  • Craig, Rob (2009), "Notes", Ed Wood, Mad Genius: A Critical Study of the Films, McFarland & Company, ISBN 978-0-7864-5423-5
  • Craig, Rob (2013), "The Unearthly", It Came from 1957, McFarland & Company, ISBN 978-0786477777
  • Rudolph Grey, Nightmare of Ecstasy: The Life and Art of Edward D. Wood, Jr. (1992) ISBN 978-0-922915-24-8
  • Hayes, David C. (2006), "On Identifying Wood-work", Muddled Mind: The Complete Works of Edward D. Wood, Jr., Lulu, ISBN 978-1-6054-3053-9
  • Reid, John Howard (2007), "Bride of the Monster", Science Fiction & Fantasy Cinema: Classic Films of Horror, Sci-Fi & and the Supernatural, Lulu, ISBN 978-1-4303-0113-4
  • Rhodes, Gary Don (2006), "Feature-Length Films – United States and United Kingdom", Lugosi: His Life in Films, on Stage, and in the Hearts of Horror Lovers, McFarland & Company, ISBN 978-0-7864-2765-9
  • Sloan, Will (April 2005). "Can Your Heart Stand the Shocking Facts About Kelton the Cop A/K/A Paul Marco?". Filmfax (106): 88–89.
  • The Haunted World of Edward D. Wood, Jr. (1996), documentary film directed by Brett Thompson


  1. Weldon, Michael (1983). "The Psychotronic Encyclopedia of Film". Ballantine Books. ISBN 0-345-34345-X. Page 89
  2. "Night of the Ghouls – Trivia". Internet Movie Database. Retrieved April 17, 2007.
  3. Rhodes, Gary; Weaver, Tom (2015). Ed Wood's Bride of the Monster. BearManor Media. ISBN 1593938578.
  4. Rhodes, Gary D. (1997). Lugosi: his life in films, on stage, and in the hearts of horror lovers. McFarland. ISBN 0-7864-0257-1.
  5. Craig (2009), p. 293-294

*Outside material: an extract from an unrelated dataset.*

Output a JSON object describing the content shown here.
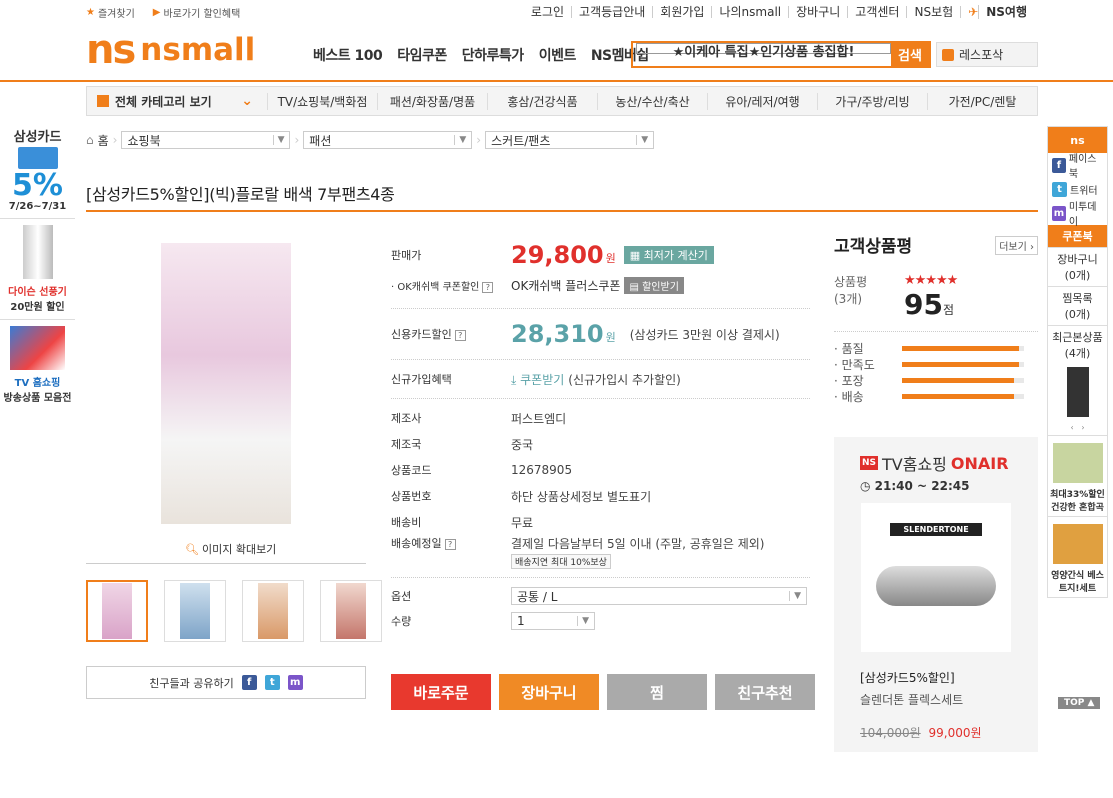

  6. Rhodes (2006), p. 142-143
  7. Craig (2009), p. 83–103
  8. Reid (2007), p. 26–27
  9. Rhodes (2006), p. 143–145
  10. Rhodes, Gary; Weaver, Tom (2015). Ed Wood's Bride of the Monster. BearManor Media. ISBN 1593938578.
  11. Hayes (2006), p. 137
  12. "Night of the Ghouls". Internet Movie Database. Retrieved May 18, 2006.
  13. Craig (2013), p. 135–137
  14. Bruce Eder (2010). "Night of the Ghouls (1959)". The New York Times. Retrieved November 10, 2013.
  15. "ASIN: B001BSBBKI". Retrieved January 30, 2009.
  16. "ASIN: B001LNV63U". Retrieved January 30, 2009.
  17. Brad Cook (November 12, 2010). "Film Threat – Mystery Science Theater 3000: Volume Xix (dvd)". Film Threat. Retrieved November 15, 2010.
  18. Medved, Harry; Michael Medved (1980). The Golden Turkey Awards: Nominees and Winners, the Worst Achievements in Hollywood History. New York: Putnam. p. 178. ISBN 0-399-50463-X.
  19. Grey, Rudolph (1992). Nightmare of Ecstasy: The Life and Art of Edward D. Wood Jr.. Los Angeles: Feral House. ISBN 0-922915-04-0.
This article is issued from Wikipedia. The text is licensed under Creative Commons - Attribution - Sharealike. Additional terms may apply for the media files.